ASSIGNMENT >> Check the entries below and say how many lines include the word "cryptocurrency". No other text is wanted.
Segment Start: RECORD EXTRACTS
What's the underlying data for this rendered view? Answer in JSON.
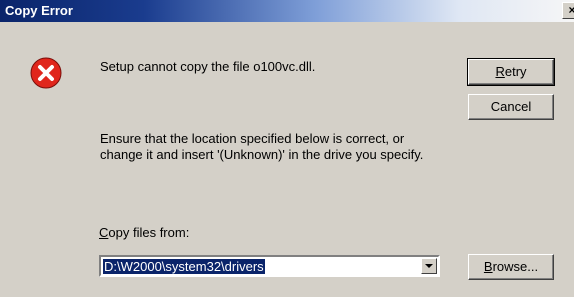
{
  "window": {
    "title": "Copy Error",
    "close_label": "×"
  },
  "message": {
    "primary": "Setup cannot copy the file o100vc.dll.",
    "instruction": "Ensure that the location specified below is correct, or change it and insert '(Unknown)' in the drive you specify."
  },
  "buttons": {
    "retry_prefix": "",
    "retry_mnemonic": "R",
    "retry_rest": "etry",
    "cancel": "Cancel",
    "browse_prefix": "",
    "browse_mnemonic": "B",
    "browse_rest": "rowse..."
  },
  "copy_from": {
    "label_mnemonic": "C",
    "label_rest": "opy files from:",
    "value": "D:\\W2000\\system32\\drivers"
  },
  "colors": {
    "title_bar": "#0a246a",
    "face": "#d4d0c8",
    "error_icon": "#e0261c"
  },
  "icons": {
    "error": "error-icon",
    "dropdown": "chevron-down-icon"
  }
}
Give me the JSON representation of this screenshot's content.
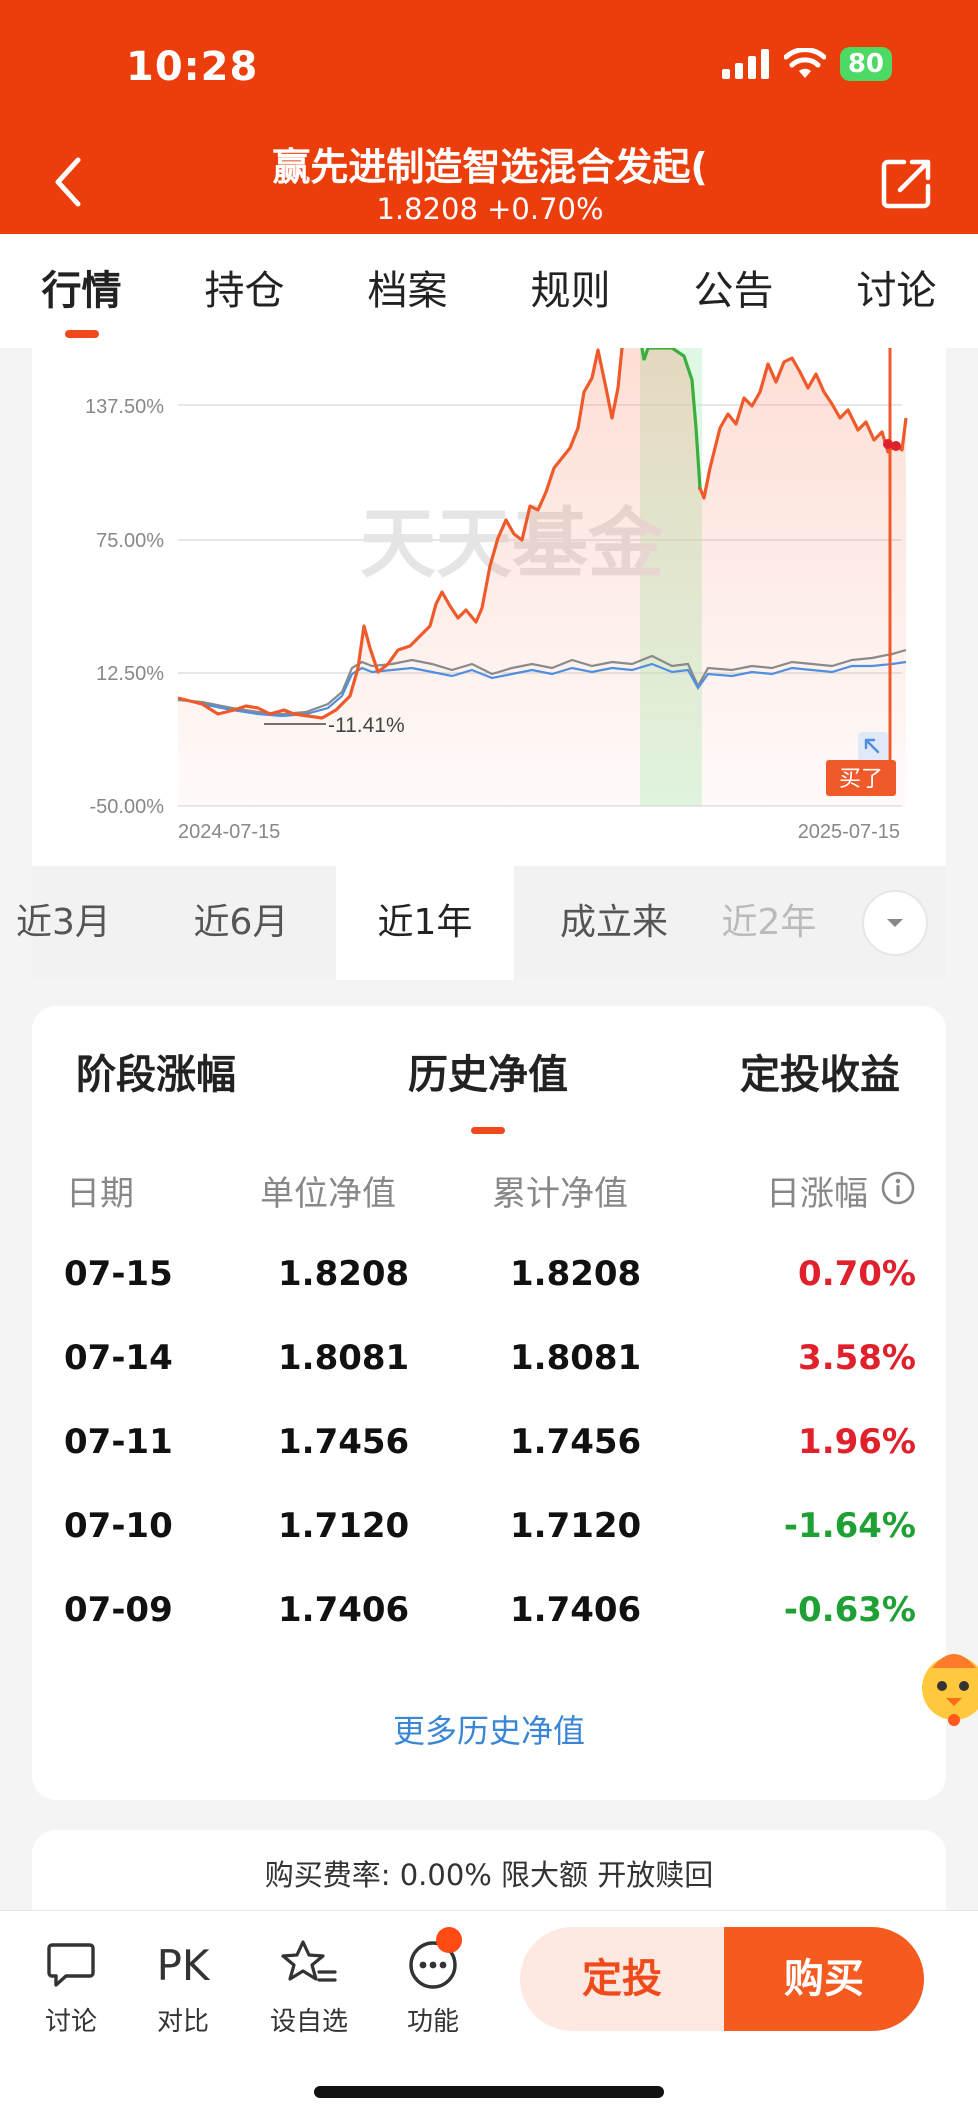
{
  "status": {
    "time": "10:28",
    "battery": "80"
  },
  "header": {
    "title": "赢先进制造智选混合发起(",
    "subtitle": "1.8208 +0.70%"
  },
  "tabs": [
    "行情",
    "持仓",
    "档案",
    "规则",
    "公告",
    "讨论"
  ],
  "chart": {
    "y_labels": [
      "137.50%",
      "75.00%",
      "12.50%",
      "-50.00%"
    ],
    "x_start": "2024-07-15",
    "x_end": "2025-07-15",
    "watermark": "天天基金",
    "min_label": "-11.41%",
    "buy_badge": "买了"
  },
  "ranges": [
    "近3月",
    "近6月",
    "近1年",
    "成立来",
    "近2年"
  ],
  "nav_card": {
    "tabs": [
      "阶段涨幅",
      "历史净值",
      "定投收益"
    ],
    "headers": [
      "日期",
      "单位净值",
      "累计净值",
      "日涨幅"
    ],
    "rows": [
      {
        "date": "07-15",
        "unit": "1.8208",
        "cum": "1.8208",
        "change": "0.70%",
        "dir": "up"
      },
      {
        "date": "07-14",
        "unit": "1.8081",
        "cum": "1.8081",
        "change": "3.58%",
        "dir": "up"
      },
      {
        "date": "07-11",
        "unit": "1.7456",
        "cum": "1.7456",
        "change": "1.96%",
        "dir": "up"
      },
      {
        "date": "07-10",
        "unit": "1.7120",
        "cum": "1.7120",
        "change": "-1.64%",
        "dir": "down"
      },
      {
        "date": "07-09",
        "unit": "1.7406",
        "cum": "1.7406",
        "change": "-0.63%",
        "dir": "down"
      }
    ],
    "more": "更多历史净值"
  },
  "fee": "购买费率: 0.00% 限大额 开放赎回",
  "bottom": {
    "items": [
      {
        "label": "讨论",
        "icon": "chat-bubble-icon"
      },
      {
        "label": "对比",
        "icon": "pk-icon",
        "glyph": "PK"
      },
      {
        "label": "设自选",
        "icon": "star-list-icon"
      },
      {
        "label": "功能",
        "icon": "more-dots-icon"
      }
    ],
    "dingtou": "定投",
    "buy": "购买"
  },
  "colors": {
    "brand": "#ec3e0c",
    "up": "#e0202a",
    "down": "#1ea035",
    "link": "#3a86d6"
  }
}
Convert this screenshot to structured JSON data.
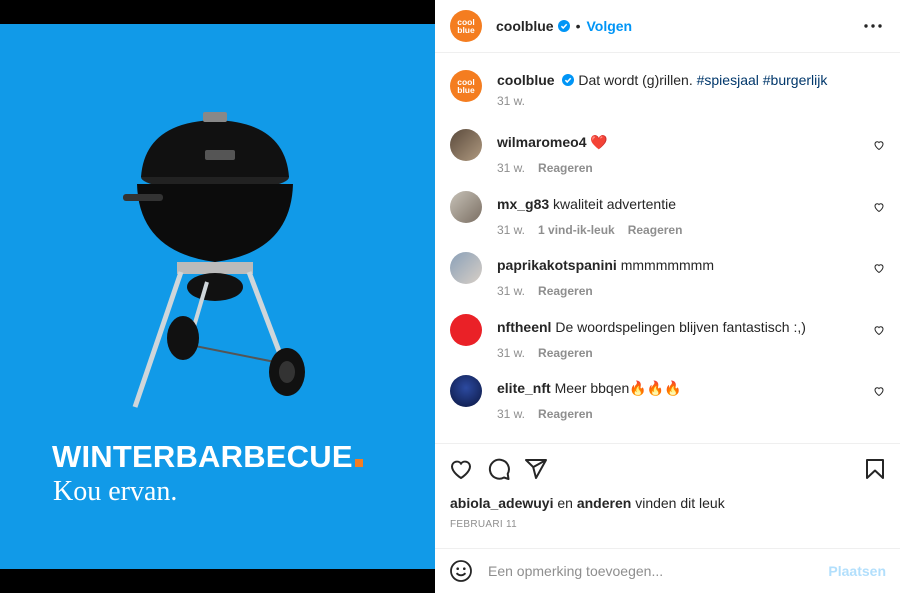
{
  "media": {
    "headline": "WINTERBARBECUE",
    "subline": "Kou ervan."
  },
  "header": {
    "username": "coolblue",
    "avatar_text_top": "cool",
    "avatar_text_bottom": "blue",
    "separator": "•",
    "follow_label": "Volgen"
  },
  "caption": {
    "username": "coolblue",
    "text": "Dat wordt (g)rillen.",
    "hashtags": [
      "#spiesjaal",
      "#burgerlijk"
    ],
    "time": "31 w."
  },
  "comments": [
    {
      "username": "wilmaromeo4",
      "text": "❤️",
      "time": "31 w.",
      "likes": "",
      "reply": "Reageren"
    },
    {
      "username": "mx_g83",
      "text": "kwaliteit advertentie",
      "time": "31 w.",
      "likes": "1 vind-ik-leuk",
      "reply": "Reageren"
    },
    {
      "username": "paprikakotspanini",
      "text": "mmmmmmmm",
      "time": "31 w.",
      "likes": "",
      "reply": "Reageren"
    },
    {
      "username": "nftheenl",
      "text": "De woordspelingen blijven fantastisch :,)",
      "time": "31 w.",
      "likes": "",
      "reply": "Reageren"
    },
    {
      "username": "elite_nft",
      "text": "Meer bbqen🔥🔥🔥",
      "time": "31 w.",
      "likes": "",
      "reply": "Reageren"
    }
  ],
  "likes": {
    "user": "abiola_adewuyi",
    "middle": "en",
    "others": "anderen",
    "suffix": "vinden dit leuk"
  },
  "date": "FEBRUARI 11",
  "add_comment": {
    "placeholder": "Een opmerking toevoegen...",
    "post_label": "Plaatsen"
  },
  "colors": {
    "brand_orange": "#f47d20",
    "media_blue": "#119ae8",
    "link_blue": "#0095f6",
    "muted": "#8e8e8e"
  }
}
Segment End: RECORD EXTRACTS
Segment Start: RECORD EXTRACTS
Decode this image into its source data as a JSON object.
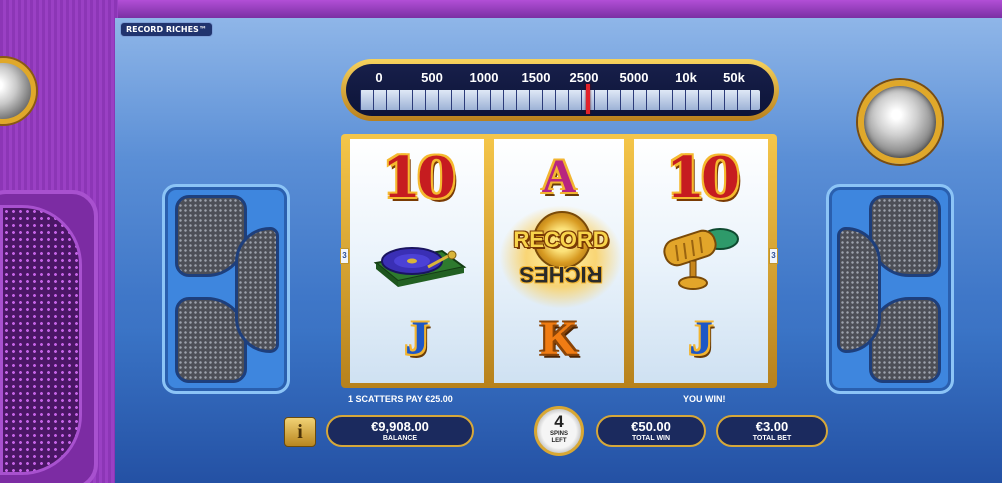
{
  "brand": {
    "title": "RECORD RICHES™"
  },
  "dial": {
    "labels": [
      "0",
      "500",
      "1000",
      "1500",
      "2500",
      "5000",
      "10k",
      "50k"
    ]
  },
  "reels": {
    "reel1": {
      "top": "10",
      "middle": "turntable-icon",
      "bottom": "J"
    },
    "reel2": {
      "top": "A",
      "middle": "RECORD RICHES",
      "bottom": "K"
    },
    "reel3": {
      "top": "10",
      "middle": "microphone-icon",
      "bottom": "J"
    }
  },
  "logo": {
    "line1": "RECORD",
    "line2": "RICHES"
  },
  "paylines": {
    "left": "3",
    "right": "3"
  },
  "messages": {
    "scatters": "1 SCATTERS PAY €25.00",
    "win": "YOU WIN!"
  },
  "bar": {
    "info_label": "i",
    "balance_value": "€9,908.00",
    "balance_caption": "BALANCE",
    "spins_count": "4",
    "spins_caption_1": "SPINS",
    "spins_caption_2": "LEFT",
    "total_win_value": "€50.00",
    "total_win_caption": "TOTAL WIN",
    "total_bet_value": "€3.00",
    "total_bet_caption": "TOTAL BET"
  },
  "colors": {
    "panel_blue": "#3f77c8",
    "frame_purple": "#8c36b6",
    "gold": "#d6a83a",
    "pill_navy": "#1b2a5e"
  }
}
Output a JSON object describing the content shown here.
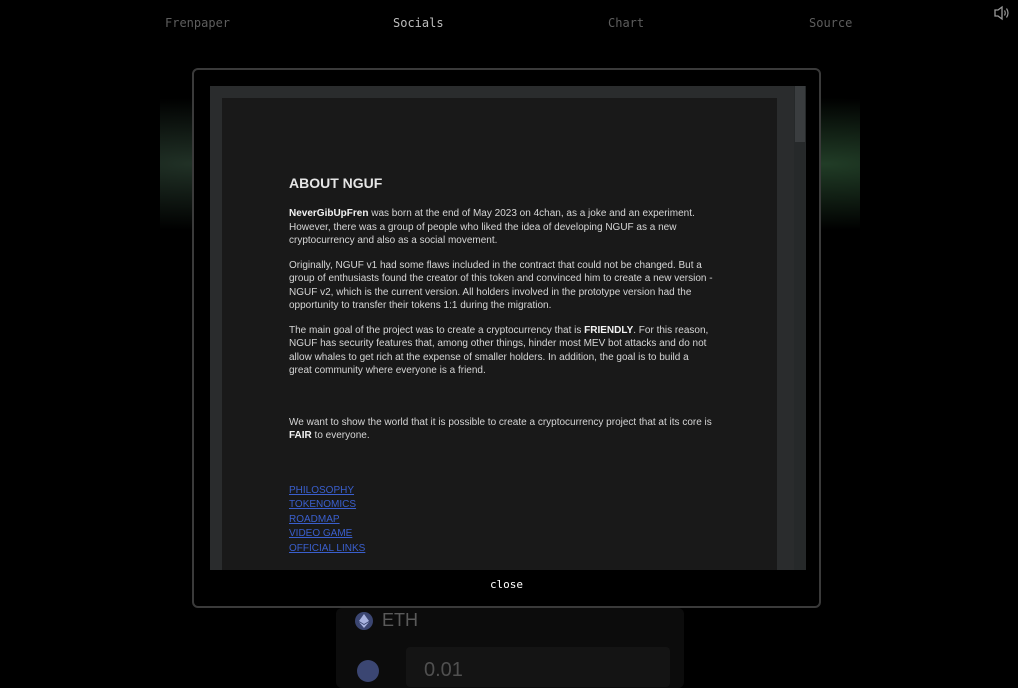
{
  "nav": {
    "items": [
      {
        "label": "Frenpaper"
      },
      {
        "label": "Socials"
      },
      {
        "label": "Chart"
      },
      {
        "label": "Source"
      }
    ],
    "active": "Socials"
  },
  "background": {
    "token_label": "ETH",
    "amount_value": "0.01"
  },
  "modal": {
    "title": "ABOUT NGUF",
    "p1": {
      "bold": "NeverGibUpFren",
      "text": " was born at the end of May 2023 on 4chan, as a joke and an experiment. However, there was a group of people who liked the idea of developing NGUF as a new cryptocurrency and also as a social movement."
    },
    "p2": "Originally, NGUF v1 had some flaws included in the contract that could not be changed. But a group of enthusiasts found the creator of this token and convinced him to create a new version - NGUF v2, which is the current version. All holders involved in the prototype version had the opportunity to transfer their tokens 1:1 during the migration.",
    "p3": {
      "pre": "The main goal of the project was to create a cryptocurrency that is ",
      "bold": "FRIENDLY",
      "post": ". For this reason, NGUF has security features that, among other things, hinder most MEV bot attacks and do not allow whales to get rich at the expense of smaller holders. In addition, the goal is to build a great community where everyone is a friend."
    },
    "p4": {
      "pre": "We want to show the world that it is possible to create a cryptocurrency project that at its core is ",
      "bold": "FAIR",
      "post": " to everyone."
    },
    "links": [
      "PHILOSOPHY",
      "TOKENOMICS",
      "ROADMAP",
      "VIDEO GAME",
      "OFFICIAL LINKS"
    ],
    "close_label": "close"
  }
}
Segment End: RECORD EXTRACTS
WRITTEN SOLUTION >> 3